Playing a wider role in business, Roxbee was involved with a number of industry bodies. He was the Chairman of the Council for Scientific and Industrial Research, and President of both the National Council for Quality and Reliability and the Institute of Marketing.
In the summer of 1943, as the vice-president of the Royal Aeronautical Society, Roxbee chaired two open meetings during to discuss the education and training of aeronautical engineers. The Minister for Aircraft Production, Sir Stafford Cripps soon commissioned Sir Roy Fedden, a speaker at the meetings, to report on the state of aeronautical education. His 1944 report "A College of Aeronautics" was the blueprint for Cranfield. The College of Aeronautics opened in October 1946, and was truly a unique establishment. The concept of hands on learning with access to aircraft and an airfield was completely revolutionary. In 1953, Roxbee was appointed one of three new Deputy Chairmen on the Board of Governors, and in 1962, on the death of Sir Frederick Handley Page, he became the Board's Chairman. Years of negotiation followed, and university status and a Royal Charter were granted in 1969. Cranfield was now a university. Go to the Cranfield University section to find out more.
When Roxbee was honoured with a life peerage in 1965, he took the title Lord Kings Norton of Wotton Underwood and his chosen motto, "Precision and Tolerance", was highly appropriate. He specifically intended these words to have a double meaning and they summed him up perfectly. They were to be interpreted in both their narrow engineering context, and also their broader, social context. He was a man with great skills in science. He was also a man whose success lay in his tolerance. It wasn't only that he was a good with people, but also a diplomat. He believed that there shouldn't be divisions between disciplines: the arts and sciences, technology and management, commerce and education. It was an ethos that he lived by, successfully having careers in aviation, education and industry.
He died on 21st December 1997 at the age of 95.

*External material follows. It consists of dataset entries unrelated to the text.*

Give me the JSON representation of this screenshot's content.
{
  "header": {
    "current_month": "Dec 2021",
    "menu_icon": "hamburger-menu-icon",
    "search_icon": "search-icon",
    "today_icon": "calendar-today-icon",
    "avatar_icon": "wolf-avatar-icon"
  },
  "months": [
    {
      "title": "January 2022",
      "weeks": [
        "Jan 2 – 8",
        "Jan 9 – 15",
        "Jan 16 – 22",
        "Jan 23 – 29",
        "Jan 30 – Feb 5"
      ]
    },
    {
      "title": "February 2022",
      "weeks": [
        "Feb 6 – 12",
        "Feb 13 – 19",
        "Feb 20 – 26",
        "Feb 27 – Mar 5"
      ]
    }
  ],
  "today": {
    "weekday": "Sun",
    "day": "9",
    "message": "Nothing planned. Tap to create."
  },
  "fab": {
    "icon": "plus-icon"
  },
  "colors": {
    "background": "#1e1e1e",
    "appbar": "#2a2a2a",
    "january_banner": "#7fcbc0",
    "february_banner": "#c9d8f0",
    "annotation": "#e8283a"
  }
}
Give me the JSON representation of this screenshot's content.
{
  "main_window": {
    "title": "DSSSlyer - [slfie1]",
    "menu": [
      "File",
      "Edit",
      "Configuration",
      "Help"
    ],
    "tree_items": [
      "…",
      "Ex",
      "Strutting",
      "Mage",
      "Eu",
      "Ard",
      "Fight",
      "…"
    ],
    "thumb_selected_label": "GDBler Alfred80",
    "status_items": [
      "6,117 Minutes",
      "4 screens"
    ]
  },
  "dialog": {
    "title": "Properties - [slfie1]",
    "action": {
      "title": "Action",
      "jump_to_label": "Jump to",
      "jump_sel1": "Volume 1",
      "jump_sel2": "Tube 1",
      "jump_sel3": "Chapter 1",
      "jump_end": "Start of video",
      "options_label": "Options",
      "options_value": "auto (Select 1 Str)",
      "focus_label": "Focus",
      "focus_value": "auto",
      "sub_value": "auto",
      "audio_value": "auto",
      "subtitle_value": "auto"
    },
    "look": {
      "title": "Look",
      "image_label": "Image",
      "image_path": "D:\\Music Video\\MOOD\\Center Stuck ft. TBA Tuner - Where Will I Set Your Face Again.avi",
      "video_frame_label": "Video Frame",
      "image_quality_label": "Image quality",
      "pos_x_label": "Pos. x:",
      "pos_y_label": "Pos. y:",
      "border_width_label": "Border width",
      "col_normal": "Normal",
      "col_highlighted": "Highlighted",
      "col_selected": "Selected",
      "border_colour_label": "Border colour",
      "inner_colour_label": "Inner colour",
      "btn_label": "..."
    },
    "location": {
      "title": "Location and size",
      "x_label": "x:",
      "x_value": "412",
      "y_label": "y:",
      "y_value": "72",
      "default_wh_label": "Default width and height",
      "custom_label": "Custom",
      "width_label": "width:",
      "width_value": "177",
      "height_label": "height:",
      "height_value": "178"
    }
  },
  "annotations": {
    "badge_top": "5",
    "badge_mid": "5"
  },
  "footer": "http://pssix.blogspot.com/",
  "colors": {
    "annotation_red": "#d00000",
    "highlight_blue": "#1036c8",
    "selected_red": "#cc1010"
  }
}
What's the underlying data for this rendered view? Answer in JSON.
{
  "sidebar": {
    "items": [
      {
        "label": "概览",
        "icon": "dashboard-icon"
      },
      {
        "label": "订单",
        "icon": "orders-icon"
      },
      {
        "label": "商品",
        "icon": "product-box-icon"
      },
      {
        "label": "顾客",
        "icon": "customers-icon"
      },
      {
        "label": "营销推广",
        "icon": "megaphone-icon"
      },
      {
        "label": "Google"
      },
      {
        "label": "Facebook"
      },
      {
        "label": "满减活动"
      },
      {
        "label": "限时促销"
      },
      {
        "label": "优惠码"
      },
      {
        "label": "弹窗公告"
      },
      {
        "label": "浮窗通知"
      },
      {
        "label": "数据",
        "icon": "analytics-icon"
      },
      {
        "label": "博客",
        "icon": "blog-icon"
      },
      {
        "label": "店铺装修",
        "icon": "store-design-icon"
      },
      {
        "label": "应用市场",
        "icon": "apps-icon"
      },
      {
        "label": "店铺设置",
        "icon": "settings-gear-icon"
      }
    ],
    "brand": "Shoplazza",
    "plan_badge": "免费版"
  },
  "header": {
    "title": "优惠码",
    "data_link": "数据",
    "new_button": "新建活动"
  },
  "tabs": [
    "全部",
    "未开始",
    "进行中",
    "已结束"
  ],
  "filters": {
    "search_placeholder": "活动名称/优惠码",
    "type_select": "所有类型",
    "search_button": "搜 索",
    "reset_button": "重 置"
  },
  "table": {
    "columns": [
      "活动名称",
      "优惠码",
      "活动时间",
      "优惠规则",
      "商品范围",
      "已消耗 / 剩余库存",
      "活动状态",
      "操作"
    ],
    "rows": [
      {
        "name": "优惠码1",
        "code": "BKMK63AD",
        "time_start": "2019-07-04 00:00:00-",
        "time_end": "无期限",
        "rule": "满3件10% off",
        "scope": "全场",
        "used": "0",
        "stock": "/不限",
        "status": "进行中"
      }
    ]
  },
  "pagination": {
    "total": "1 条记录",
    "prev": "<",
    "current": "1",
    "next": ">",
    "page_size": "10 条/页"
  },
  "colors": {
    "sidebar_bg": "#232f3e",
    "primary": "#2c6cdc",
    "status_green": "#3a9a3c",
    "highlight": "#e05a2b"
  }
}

Pamphlet: Lord Kings Norton: A biographical sketch (written on the occasion of his 90th birthday)
Book: "A wrack behind" by Lord Kings Norton of Wotton Underwood. Printed by Cranfield University Press, 1999.